There, after being seen by a handful of eye specialists, I had five scrapings (as vile as it sounds) from my right eye sent away to be tested.
The doctors couldn’t be sure what was happening until the test results came back, but they thought it might be Acanthamoeba keratitis (AK).
It is an infection of the cornea – the clear window at the front of the eye – caused by a microscopic organism called Acanthamoeba, which is found in water. Sure enough, I was diagnosed a week later, yet it still didn’t really sink in.
After using disinfectant eye drops for three weeks, it seemed I was on the mend, but by March 2018 I found myself completely blind in my right eye.
I was driving to work and my vision completely went in my right eye. I don’t know how I managed not to crash, but it didn’t take me long to realise I needed to get back to the hospital.
Referred to the Birmingham and Midland Eye Centre, doctors prescribed higher strength drops that needed to be applied hourly – even at night.
The bug had returned with a vengeance and rendered me pretty much housebound for six months. I couldn’t read a page of a newspaper without being in excrutiating pain, light sensitivity was so bad I had to keep the curtains drawn at all times. I even had to watch Eurovision with my sunglasses on.
Some might be reading this thinking “here we go, yet another millennial wimp who needs pulled up by his bootstraps”, and they’d probably be right.
But to hammer home the message, women on an online support group who’ve had this condition have said the pain is a million times worse than childbirth. It hurt!
Spring and summer 2018 was spent backwards and forwards to appointments at Birmingham & Midland Eye Centre, with the condition getting progressively worse and doctors not knowing how to fix it. While I should have been at the pub getting swept up in the euphoria of England in the semi-finals of a World Cup, I was curled up on the sofa, listening to matches on the radio.
Six months of doing nothing is enough to send anyone stir crazy. When you get to the point of having watched so much Jeremy Kyle you know who the daddy is before he’s opened the envelope, you know there’s a problem.
Eventually, in July, my doctor tried experimental cross-linking surgery, a procedure normally used on patients whose cornea has developed into a cone shape.
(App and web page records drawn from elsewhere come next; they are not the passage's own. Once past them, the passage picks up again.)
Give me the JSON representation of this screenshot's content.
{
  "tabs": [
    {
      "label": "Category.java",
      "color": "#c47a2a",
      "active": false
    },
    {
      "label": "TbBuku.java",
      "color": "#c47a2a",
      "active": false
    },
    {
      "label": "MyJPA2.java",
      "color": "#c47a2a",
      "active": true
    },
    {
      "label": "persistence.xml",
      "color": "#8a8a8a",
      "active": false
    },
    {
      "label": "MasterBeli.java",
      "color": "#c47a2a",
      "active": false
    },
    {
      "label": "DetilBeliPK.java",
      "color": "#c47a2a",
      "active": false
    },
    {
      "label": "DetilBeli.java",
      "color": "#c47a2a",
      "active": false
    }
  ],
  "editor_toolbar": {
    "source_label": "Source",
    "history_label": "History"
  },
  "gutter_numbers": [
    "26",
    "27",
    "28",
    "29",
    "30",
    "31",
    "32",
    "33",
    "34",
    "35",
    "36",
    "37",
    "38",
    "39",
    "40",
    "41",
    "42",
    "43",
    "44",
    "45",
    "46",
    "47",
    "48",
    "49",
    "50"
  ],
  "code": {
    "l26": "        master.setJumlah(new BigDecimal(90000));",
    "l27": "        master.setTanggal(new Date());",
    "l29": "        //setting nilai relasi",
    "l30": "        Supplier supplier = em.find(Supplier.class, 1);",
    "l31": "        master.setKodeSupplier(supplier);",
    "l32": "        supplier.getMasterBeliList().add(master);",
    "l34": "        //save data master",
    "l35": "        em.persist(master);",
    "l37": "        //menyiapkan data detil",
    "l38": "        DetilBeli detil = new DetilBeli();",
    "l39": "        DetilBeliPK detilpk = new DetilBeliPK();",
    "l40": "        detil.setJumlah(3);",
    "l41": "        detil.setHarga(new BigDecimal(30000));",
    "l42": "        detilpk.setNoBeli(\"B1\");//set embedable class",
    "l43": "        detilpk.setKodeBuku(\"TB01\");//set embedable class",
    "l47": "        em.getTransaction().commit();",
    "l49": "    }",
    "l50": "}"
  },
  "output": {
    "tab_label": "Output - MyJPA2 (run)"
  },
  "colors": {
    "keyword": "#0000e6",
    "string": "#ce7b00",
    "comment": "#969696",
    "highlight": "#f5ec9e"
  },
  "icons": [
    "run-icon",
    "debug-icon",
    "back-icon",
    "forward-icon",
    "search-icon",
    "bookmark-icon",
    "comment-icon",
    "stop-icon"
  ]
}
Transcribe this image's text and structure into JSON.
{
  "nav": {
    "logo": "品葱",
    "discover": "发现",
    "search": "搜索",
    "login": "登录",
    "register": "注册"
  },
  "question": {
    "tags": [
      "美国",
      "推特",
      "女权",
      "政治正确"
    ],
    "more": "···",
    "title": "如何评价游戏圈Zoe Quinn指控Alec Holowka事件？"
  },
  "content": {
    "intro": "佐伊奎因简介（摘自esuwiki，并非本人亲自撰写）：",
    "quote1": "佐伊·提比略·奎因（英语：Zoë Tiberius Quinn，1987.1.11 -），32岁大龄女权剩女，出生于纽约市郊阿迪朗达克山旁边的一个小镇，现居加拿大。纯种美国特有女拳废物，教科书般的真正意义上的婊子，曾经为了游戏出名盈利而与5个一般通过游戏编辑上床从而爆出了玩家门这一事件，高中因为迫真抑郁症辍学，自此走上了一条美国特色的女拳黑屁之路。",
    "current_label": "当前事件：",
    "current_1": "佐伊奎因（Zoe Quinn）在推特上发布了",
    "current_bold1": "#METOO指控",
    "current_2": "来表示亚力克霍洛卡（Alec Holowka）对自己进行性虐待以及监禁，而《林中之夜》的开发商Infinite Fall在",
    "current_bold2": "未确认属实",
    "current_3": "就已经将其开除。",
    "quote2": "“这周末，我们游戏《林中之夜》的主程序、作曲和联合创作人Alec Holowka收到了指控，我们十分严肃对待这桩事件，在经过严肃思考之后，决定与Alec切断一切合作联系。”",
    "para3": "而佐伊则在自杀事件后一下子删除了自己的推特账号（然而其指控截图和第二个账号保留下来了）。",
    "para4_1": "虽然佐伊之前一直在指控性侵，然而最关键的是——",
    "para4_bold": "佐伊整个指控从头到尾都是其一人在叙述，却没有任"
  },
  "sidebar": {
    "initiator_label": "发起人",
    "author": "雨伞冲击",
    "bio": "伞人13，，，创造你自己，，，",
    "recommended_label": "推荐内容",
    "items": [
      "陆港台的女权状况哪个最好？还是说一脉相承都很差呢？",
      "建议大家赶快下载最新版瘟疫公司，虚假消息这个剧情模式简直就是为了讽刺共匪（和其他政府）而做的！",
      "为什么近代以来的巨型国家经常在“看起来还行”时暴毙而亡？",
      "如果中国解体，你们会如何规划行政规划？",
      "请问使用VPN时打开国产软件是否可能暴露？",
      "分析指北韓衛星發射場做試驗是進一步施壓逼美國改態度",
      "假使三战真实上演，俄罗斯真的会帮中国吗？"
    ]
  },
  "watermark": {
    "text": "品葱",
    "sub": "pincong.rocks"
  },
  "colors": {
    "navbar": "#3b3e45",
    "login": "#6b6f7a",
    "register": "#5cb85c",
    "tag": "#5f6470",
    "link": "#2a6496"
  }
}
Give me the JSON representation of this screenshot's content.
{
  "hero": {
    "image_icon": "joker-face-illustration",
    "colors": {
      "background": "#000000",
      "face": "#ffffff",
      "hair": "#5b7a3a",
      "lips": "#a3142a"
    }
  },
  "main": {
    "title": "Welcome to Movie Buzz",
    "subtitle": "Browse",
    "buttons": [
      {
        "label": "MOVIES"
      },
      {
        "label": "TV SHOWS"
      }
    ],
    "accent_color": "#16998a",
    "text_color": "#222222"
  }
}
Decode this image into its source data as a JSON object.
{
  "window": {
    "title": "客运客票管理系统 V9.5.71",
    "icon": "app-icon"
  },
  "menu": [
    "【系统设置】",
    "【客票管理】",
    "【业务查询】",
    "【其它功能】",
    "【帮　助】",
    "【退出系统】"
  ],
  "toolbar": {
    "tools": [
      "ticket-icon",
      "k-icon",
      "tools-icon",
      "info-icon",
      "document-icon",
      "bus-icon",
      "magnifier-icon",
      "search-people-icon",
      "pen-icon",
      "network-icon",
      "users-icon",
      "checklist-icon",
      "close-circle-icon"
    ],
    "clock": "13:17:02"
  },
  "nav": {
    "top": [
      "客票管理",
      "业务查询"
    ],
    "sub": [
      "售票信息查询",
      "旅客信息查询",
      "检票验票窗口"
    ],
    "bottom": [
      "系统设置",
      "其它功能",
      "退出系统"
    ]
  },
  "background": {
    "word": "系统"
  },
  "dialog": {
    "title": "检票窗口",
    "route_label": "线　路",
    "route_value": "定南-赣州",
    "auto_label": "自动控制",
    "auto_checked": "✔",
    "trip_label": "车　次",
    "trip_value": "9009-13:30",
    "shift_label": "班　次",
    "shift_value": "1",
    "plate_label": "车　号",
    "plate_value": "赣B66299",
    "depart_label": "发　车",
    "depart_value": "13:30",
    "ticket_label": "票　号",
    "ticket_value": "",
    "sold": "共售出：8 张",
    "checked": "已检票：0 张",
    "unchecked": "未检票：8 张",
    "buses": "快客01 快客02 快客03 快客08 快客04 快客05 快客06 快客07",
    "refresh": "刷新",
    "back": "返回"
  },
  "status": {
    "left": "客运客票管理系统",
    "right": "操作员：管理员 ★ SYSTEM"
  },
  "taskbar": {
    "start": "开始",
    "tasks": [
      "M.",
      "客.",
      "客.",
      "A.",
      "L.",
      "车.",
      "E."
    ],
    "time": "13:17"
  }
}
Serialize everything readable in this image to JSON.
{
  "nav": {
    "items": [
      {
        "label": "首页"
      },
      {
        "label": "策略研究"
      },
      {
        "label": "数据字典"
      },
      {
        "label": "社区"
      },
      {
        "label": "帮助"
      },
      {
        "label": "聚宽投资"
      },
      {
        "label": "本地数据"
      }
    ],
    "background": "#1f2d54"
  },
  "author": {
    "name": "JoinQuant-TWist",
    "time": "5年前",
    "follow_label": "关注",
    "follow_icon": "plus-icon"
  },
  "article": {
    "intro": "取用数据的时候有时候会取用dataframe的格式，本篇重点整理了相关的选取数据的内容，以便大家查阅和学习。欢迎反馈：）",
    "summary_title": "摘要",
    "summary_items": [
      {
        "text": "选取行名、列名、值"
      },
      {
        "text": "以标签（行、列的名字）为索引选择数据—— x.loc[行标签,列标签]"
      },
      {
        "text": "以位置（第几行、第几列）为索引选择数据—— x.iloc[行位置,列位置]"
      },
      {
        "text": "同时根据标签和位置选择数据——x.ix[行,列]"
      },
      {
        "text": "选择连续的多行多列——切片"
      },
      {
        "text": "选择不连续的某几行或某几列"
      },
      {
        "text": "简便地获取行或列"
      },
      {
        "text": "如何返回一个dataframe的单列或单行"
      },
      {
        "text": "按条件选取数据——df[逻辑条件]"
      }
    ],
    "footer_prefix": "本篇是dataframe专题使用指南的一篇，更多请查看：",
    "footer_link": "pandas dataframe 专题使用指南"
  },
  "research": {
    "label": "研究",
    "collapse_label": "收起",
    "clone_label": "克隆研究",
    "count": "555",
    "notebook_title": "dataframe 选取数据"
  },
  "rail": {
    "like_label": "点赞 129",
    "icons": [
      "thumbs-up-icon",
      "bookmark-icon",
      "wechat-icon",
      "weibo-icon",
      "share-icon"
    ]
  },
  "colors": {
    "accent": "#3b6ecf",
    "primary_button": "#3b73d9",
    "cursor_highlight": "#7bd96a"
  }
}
It involves the surgeon scraping back layers of skin on the eye, pouring in vitamin drops and blasting it with a UV light. To my huge relief, it killed the bug and ended the pain.
However, more was to come. A second operation followed in September to speed up the healing after months of toxic drops and a damaging procedure.
I had an amniotic membrane transplant, which involved having graft material placed on the cornea and glued down underneath a hard contact lens. In my case though, the glue didn’t work, so it had to be stitched onto my eyeball.
Despite the pain, the operation went well medically. The problem was a few days afterwards when I pulled back the safety patches and saw a monster looking back at me in the mirror.
Depression and anxiety have been a problem since, but fortunately it has healed to a point where, with glasses on, it’s not too noticeable to others. Blindness will remain until I have a full corneal transplant on August 15, which will also include cataract surgery. I will owe a monumental debt of gratitude to my donor.
Working with the charity Fight for Sight to raise awareness about the danger of using contact lenses while showering or swimming has helped.
I can honestly say if I’d had the slightest idea that this was even a remote possibility I would never have worn contacts in the first place. It’s crucial that people out there know this is a reality and can happen because of something as simple as showering.
If I get my sight back I’ll never wear contacts again and, if I’m lucky enough to take to football pitch again, I’ll be donning the goggles like the ex-Holland midfielder Edgar Davids.
I’ve lost 18 months of my life because of something as simple as showering with contacts in.
Now contact lens makers need to put sufficient warnings on packaging to stop this preventable condition destroying more lives.
* For more information visit fightforsight.org.uk